------ Dataset records

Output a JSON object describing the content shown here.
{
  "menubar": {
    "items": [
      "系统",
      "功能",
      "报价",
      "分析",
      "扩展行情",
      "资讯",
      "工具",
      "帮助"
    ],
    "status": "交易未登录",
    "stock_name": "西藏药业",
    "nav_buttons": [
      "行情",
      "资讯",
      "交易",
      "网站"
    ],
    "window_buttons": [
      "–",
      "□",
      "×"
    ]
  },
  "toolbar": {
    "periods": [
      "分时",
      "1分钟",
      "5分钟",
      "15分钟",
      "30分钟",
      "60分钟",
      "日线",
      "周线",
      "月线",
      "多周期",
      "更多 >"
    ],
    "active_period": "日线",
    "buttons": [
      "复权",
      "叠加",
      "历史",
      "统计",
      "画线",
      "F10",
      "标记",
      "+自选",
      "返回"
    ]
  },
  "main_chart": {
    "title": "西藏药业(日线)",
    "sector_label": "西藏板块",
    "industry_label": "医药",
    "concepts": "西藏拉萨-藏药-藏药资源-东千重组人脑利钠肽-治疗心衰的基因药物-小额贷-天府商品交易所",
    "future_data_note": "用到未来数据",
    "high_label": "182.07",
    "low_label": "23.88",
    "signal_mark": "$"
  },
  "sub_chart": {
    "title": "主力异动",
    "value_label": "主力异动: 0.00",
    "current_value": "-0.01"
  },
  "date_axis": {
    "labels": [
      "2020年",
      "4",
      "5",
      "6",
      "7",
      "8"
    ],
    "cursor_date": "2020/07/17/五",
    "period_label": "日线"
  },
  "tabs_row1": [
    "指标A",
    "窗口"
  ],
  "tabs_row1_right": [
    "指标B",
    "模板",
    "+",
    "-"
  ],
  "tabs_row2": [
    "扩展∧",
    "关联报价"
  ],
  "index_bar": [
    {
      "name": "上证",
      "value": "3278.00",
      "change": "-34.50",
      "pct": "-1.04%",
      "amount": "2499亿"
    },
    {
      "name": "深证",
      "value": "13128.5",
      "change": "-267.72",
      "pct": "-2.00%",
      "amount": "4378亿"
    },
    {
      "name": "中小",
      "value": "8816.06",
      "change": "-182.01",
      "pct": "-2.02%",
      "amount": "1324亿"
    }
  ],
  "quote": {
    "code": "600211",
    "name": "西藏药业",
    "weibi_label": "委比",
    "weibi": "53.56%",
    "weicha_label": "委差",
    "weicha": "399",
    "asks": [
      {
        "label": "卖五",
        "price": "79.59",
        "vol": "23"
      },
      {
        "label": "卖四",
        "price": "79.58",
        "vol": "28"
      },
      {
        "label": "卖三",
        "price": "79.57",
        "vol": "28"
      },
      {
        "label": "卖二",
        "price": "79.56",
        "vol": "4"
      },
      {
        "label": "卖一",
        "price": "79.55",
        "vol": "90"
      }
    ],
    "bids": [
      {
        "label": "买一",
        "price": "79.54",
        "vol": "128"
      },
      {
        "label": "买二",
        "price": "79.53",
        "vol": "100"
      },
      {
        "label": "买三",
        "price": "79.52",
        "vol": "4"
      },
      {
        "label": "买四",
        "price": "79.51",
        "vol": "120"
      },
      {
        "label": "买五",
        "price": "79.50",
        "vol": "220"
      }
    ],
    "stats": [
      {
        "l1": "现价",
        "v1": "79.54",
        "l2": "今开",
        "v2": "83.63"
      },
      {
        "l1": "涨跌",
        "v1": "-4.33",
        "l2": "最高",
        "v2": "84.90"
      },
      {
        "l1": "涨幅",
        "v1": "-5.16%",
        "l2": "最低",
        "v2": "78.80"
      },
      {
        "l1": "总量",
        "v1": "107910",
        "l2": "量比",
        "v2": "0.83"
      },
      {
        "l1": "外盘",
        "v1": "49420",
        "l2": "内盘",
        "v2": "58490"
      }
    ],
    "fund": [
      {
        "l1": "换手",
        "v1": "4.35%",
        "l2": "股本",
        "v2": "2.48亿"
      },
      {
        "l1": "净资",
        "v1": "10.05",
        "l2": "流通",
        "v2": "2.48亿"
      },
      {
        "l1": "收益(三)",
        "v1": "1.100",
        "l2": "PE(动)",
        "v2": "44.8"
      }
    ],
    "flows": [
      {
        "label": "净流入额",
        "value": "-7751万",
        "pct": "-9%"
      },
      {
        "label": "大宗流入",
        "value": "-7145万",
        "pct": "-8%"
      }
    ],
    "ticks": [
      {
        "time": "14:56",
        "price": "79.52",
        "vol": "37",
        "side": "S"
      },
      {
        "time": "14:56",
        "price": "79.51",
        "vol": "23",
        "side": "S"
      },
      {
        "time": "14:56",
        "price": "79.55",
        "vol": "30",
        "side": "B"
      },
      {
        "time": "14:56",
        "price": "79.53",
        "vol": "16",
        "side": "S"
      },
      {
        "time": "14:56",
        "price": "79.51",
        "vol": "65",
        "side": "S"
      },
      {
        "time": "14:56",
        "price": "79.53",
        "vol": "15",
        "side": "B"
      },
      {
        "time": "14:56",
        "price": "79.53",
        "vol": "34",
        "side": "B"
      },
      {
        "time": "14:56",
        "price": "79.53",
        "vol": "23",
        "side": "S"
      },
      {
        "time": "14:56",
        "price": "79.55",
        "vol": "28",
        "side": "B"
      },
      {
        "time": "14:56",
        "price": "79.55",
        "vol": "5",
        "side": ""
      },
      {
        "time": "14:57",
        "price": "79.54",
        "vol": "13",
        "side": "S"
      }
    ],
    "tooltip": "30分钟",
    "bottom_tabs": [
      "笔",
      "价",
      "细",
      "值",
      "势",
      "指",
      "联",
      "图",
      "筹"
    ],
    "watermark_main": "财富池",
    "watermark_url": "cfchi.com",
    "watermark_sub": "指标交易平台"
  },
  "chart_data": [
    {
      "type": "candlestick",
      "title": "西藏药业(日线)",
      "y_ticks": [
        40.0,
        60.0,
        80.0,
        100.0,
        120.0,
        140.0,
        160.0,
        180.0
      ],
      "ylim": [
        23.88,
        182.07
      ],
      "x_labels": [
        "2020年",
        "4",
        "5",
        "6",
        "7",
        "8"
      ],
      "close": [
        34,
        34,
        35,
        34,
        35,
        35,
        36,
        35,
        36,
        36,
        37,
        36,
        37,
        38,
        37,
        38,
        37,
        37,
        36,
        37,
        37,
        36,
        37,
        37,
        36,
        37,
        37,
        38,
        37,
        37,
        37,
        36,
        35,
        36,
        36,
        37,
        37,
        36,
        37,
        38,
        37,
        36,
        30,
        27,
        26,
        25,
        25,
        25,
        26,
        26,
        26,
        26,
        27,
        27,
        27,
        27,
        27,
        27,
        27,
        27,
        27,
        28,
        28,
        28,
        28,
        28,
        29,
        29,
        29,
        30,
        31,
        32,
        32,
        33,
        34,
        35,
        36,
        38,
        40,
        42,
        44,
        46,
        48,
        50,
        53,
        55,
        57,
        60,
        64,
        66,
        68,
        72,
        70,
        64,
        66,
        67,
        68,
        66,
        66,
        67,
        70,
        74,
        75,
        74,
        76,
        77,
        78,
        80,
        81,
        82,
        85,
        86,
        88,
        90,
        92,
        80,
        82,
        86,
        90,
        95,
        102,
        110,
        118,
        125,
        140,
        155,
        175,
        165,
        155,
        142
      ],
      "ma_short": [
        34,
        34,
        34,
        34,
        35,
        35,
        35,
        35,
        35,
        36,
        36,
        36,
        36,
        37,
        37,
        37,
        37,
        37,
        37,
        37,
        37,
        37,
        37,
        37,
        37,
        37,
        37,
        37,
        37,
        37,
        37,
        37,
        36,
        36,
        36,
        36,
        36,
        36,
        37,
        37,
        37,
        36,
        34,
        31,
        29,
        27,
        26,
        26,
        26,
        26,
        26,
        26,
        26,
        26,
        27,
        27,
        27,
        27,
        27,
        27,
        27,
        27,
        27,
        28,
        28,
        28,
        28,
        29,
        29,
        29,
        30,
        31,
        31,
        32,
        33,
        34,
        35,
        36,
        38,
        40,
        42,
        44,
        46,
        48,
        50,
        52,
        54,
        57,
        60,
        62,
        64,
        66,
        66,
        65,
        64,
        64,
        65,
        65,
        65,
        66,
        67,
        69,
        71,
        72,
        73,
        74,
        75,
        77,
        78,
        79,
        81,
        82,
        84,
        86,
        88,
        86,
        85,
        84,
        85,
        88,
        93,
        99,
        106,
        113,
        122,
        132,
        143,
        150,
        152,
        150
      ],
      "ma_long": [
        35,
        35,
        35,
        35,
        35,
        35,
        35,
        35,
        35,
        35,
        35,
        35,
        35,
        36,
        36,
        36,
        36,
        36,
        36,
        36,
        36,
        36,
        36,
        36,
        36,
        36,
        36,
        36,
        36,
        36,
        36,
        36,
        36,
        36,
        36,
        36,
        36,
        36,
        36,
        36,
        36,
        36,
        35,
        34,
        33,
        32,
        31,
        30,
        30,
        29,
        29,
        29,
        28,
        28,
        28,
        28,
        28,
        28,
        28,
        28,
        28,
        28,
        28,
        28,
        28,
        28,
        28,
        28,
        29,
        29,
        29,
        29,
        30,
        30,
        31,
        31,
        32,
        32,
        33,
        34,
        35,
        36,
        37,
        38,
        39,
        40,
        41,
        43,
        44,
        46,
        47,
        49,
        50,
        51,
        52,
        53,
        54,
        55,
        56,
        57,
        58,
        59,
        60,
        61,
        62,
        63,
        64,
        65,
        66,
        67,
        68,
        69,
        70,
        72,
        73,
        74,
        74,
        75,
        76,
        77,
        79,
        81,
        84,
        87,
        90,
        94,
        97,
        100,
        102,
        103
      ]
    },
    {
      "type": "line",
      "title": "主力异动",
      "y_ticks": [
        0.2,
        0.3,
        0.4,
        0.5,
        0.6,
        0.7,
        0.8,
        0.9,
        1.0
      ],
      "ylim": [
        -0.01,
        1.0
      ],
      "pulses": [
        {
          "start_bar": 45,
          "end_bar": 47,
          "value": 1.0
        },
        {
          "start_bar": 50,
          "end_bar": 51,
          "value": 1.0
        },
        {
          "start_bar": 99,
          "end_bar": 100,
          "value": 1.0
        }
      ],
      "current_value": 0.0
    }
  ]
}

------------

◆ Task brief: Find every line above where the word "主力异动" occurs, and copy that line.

◆ Written reply:
    "title": "主力异动",
    "value_label": "主力异动: 0.00",
      "title": "主力异动",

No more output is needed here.